The gallery feels full : none of the 130 exhibits are given much reverential space, creating the sense of an eclectic and personal experience. Hence the playlist. The spate of modern installations and historic moments, images and exotic objects does feel connected, if loosely woven. Momentarily, the show seems like Berlin itself, city of contradictions, telling the tangled story of its being, lusting after territory, driven by debt, dreaming of utopia. Could this show happen in London, Paris of New York – or is it too provocative, too modern, too questioning, too thoughtful?
Just when it feels like the assault has become too much, that you need respite to think and absorb, you arrive at one last room size exhibit: Joseph Beuys’ huge installation for the 1980 Venice Biennale. ‘Das Kapital Raum’ incorporates motionless film projectors and tape recorders, a grand piano, an array of floored objects beneath a high wall filled with chalk-marked blackboards. Stimulating. Silent. And mysteriously linked to Beuys’ allusive definition of capital as a concept pertaining to freedom and human ability.
For no reason, I began thinking about the link with earlier exhibits, such as Lafargue’s manifesto ‘The Right to be Lazy’: and wondering how the huge turtle shell or Mendelssohn’s exquisite wood and ivory travelling case connects with the photograph of the Singapore Stock Exchange beside a bizarre crocodile skin hat, how they fit in a coherent tale of capital and whether the undoubtedly powerful experience of this show addresses or merely illustrates its theme. Flickering cameos by Andre Breton, Kurt Schwitters, Auguste Rodin, Rachel Whiteread, images of Mao, Athena and Atlas all flitted through my brain and the mass of a mighty leaden bas relief by Anselm Keifer leans over me as I leave. Capital illustrated, imagined, redefined, ploughed up, stretched over and over.

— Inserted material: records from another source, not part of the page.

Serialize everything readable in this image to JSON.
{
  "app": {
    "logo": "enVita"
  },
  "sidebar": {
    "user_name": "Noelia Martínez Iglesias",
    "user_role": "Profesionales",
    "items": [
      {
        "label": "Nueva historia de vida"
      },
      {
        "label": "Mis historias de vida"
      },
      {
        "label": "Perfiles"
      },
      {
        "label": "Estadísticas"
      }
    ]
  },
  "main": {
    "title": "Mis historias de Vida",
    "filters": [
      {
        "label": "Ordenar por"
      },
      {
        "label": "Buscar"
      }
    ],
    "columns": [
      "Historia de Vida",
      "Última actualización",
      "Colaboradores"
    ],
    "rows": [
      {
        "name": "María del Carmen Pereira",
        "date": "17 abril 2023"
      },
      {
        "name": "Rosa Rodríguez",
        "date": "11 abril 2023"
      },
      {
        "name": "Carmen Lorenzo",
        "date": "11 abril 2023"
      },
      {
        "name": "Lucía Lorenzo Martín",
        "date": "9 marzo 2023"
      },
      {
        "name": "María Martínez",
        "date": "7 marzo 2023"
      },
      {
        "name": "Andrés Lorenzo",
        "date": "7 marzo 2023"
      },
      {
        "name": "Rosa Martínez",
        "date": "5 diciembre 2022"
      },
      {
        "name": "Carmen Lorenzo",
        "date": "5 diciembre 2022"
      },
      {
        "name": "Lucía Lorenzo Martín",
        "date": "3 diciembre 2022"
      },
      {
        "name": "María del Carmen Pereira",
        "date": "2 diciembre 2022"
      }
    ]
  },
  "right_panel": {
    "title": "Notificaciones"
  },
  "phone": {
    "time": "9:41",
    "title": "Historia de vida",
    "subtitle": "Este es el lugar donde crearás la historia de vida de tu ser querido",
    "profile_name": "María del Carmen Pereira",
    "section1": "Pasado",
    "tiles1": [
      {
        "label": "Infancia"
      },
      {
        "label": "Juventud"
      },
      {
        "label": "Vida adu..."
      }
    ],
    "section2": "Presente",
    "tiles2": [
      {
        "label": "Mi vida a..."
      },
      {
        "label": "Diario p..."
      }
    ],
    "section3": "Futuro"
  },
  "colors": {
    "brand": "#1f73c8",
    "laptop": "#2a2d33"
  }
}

Richard Sharland is an artist and writer who runs a gallery—Terre Verte—in north Cornwall.
Volume 31 number 2, November / December 2016 p 32